Bill DeWitt Jr. will have to call a meeting with himself then, because he sets the overall strategy and signs off on all major baseball decisions. That said, clearly Mozeliak and Co. had some expensive whiffs with their pitching and there are reasons to doubt that this team, as constructed today, can make any sort of run. Mozeliak usually makes in-season adjustments and he needs to do that again. If the Chicago Cubs hadn't cooled off, the Cardinals could already be buried in the division race.
He is having a nice year at Memphis, but right now the Blues have Yairo Munoz and Jedd Gyorko in utility roles at the big league level and Drew Robinson and Edmundo Sosa with more pro experience at Memphis. Edman could factor in as early as September, especially if the Cardinals trade some of that field surplus while restructuring their stale roster.
Again, a lot else happened in the first period. The Blues tied the game twice and then won it. And on the play in question, some of the Bruins were way, way behind the play. It would be different if they were buzzing around the offensive zone with six guys inside the blue line.
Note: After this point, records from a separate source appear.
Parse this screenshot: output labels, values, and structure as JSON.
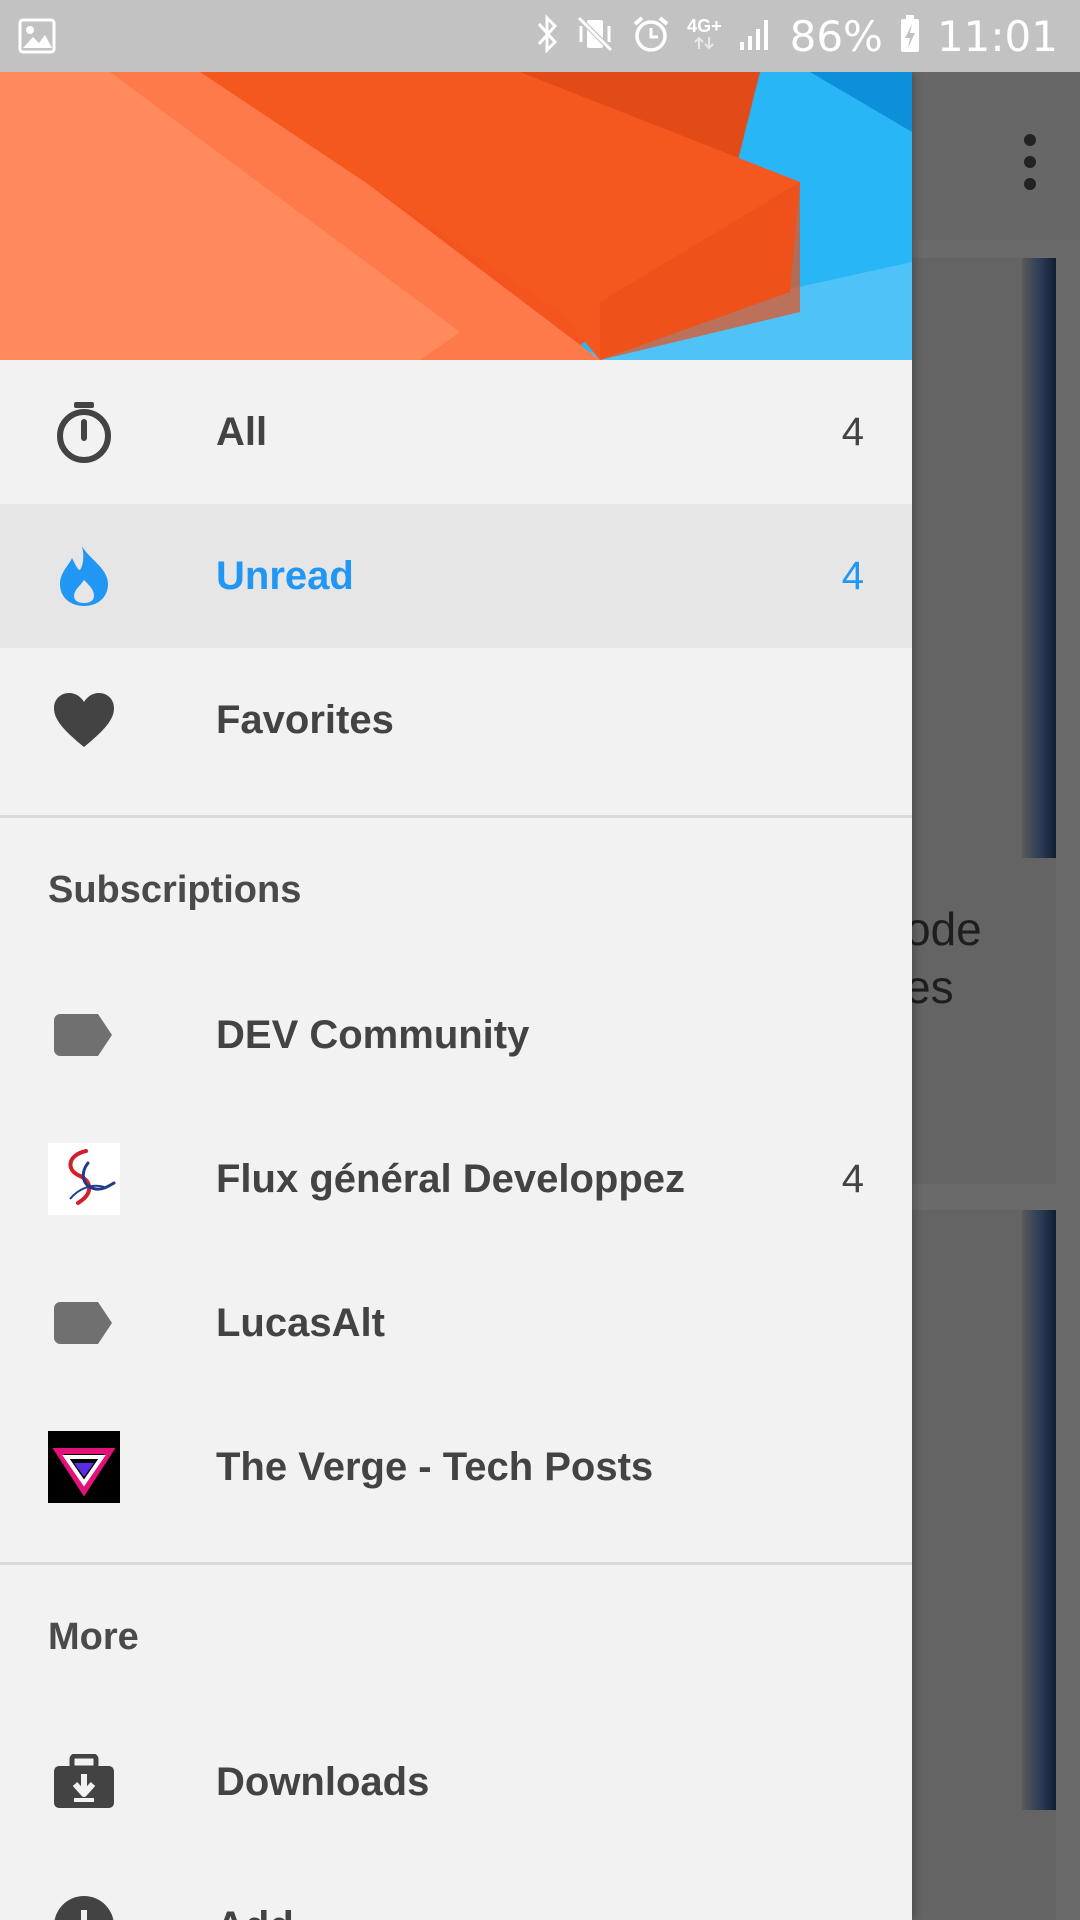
{
  "status_bar": {
    "network": "4G+",
    "battery": "86%",
    "time": "11:01"
  },
  "background_app": {
    "card_text_lines": [
      "ode",
      "es"
    ]
  },
  "drawer": {
    "nav": [
      {
        "label": "All",
        "count": "4",
        "icon": "stopwatch-icon"
      },
      {
        "label": "Unread",
        "count": "4",
        "icon": "flame-icon",
        "selected": true
      },
      {
        "label": "Favorites",
        "count": "",
        "icon": "heart-icon"
      }
    ],
    "subscriptions_header": "Subscriptions",
    "subscriptions": [
      {
        "label": "DEV Community",
        "count": "",
        "icon": "label-icon"
      },
      {
        "label": "Flux général Developpez",
        "count": "4",
        "icon": "developpez-favicon"
      },
      {
        "label": "LucasAlt",
        "count": "",
        "icon": "label-icon"
      },
      {
        "label": "The Verge - Tech Posts",
        "count": "",
        "icon": "verge-favicon"
      }
    ],
    "more_header": "More",
    "more": [
      {
        "label": "Downloads",
        "icon": "download-briefcase-icon"
      },
      {
        "label": "Add",
        "icon": "add-circle-icon"
      }
    ]
  },
  "colors": {
    "accent": "#2196f3",
    "status_bar": "#c2c2c2",
    "drawer_bg": "#f2f2f2",
    "selected_bg": "#e6e6e6"
  }
}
Sanford has been the player the Blues have prepared for this chance. You could argue for Mackenzie MacEachern or Jordan Nolan, but Sanford played 60 games this season and was in the mix earlier this postseason.
Blues fans need to do their part. Boston fans howled every time a Bruin hit the ice, which was often. That home crowd factor, combined with the penalty call disparity to this point of the series, should give the Blues a chance to earn some calls. But they need to work for those calls, sell those calls as well as the Bruins have sold them, then do something on the power play.
I disagree, When you look at the replay, the point of contact was lower. That's because Blais tried to protect himself from the hit. Also, Blais kept playing after that.
Luhnow's analytics crew played a bigger role in the drafting/player development side when they were here. They get high marks for drastically improving the franchise's ability to select the right guys. The analytics factor into the trades, too, especially with younger guys being acquired. But other factors played into guys leaving, like Stephen Piscotty (mother's illness), Marco Gonzales (durability), Tommy Pham (chronic eye issues, general noisiness), Randal Grichuk (long-established inconsistency) and Luke Weaver (lost command). For a long while there, Mozeliak had the knack for moving the right guy at the right time. He sacrificed the right prospects (Rob Kaminsky, Brett Wallace, James Ramsey, Zack Cox, Tyrell Jenkins) at the right time. But lately we've seen more mishaps like the Luke Voit giveaway.